I haven't posted anything about Louisiana's ACA Medicaid expansion since back in January, just before newly-elected Democratic Governor John Bel Edwards took office. At the time, it looked like the program wouldn't actually kick off until July, and would enroll perhaps 300,000 people.

Today brings a status update: It looks like they're gonna ramp things up a month earlier, and around 75K more Louisianans are eligible than previously thought:

La. Governor Announces Medicaid Expansion Will Begin June 1, Save State $677M Over 5 Years

About 375,000 people in Louisiana are expected to enroll in the program for low-income residents. At the same time, officials in Arkansas continue wrestling with the governor's plan to end the political impasse over expansion.

The accompanying AP article still uses the 300K estimate, but the New Orleans Times-Picayune article claims 375K. Since they're a local paper which presumably knows the specifics of Louisiana better, I'm inclined to give them the benefit of the doubt.

Anyway, this is great to hear...and as I noted back in January:

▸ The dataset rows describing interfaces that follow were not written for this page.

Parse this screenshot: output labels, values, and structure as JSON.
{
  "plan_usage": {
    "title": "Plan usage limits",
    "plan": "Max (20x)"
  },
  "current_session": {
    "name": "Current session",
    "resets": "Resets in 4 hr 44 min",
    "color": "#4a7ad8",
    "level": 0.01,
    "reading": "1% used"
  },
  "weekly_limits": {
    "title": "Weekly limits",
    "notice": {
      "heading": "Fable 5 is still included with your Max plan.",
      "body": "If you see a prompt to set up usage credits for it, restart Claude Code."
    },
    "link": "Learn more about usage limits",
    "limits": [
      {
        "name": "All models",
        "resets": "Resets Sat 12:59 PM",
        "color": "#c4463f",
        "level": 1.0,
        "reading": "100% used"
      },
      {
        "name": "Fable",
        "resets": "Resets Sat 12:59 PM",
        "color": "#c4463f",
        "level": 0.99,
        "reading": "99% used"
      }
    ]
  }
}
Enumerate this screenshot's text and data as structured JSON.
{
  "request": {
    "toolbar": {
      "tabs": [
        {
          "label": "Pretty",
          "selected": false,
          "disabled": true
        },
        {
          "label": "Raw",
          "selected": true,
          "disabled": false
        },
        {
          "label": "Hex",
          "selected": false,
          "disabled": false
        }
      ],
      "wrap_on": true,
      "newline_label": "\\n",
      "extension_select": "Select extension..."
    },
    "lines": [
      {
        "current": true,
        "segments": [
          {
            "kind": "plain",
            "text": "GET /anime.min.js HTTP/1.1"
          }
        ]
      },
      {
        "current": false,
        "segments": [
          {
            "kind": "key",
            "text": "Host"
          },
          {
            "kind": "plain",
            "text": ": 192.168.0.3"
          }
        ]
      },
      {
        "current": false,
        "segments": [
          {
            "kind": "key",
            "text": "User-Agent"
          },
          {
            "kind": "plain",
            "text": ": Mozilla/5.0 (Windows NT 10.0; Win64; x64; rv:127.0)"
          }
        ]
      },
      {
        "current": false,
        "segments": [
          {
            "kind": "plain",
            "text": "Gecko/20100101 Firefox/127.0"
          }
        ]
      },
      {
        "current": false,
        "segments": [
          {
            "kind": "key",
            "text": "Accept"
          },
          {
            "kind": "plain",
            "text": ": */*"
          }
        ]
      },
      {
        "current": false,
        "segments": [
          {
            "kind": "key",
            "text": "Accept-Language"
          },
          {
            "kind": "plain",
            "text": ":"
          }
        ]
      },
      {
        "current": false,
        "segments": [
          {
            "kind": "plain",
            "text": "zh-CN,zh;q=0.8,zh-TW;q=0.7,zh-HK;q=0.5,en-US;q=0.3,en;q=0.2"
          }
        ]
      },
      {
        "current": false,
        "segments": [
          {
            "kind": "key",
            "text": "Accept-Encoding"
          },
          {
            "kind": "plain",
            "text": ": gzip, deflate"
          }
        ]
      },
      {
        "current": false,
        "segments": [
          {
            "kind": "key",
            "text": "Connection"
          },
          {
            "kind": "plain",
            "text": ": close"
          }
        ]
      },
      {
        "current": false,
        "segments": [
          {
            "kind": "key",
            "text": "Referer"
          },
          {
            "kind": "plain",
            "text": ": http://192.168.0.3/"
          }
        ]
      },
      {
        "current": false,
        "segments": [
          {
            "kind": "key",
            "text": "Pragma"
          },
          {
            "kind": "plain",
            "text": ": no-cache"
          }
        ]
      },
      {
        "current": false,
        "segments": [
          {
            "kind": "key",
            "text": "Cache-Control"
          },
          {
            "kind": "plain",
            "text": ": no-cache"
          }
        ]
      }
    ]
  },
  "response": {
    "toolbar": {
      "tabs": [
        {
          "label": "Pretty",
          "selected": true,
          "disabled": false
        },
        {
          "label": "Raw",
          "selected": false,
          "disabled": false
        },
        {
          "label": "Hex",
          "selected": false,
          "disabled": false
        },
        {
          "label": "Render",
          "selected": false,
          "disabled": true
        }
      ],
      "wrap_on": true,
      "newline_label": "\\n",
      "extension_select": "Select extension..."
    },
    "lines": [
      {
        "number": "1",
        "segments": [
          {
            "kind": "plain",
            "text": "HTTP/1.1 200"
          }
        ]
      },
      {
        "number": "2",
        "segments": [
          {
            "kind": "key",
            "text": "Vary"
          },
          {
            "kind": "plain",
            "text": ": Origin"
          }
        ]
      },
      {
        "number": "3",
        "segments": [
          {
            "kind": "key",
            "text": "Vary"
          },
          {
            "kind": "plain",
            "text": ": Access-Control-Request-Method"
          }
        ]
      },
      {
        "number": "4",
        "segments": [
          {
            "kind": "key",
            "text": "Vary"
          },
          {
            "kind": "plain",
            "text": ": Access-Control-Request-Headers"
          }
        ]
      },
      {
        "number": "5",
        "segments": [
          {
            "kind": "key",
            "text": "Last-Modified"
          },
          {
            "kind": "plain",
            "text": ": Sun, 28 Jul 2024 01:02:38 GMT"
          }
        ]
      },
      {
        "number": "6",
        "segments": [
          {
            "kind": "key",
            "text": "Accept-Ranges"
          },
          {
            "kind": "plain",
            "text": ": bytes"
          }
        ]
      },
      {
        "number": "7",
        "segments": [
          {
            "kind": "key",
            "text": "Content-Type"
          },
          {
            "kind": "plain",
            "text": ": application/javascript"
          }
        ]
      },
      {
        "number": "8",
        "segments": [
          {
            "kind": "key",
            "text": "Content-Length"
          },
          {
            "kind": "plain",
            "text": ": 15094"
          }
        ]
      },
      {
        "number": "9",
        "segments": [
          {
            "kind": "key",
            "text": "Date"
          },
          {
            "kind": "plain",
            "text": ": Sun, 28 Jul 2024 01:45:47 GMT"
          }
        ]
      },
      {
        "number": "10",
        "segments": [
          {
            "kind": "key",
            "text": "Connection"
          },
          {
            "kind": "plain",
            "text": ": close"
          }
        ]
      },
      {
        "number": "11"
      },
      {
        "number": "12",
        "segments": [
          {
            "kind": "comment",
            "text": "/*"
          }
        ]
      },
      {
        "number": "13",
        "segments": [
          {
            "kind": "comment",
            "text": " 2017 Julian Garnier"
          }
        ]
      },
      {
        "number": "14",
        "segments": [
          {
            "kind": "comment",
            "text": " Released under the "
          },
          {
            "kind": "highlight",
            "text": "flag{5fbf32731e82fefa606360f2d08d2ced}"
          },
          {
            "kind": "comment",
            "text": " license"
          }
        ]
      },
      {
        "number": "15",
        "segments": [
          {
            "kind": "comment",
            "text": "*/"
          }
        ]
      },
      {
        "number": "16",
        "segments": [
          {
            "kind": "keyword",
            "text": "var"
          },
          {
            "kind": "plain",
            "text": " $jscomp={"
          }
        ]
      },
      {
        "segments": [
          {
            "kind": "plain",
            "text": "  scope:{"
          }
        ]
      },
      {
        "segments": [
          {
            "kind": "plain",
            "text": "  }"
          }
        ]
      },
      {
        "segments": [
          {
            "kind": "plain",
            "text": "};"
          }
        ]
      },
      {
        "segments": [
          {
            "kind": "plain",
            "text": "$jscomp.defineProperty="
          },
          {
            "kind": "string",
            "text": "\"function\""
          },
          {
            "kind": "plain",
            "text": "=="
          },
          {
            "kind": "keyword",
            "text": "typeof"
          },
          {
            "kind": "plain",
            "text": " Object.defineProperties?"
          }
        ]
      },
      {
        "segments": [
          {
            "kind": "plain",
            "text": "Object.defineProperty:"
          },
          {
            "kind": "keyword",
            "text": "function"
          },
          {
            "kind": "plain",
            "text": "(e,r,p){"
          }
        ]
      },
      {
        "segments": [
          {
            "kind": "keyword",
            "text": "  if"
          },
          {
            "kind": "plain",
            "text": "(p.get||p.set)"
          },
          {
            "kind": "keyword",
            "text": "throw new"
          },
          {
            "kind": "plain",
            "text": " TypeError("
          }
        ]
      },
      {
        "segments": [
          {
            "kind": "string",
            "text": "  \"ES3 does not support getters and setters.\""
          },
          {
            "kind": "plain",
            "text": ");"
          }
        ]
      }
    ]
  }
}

Gallup's quarterly uninsured surveys don't include children, and the adult U.S. population is around 246 million, which means that every 250K people who gain (or lose) coverage bumps the Gallup number up (or down) by 0.1 percentage point.

Assuming 250K of the 300K eligible are enrolled by July, that would single-handedly drop Gallup's rank of the national uninsured rate from 11.9% to 11.8%.

Of course, that was based on Gallup's Q4 2015 numbers. Their Q1 2016 estimate has the uninsured rate down to 11.0%, so a successful LA expansion launch should knock that down to 10.9% or lower, although once you include children in the mix it's more like a 9.5% --> 9.4% drop.

UPDATE: To clarify, even if every one of those 375,000 (300,000?) of those eligible do enroll in the program, some portion of them would be shifting over from existing coverage (for instance, of the 214,148 Louisianans who enrolled in private QHPs via Healthcare.Gov, 3% were below 100% of the Federal Poverty Line and another 48% were between 100-150% of the FPL. Since ACA expansion covers those up to 138% FPL, the odds are that roughly 39% of the 214K are now eligible for Medicaid instead, which would be roughly 83,000 people, give or take.

If you include a few thousand others who have some sort of current coverage, that means perhaps 90K of the 375K are already covered, meaning the maximum potention net uninsured reduction would be roughly 285,000.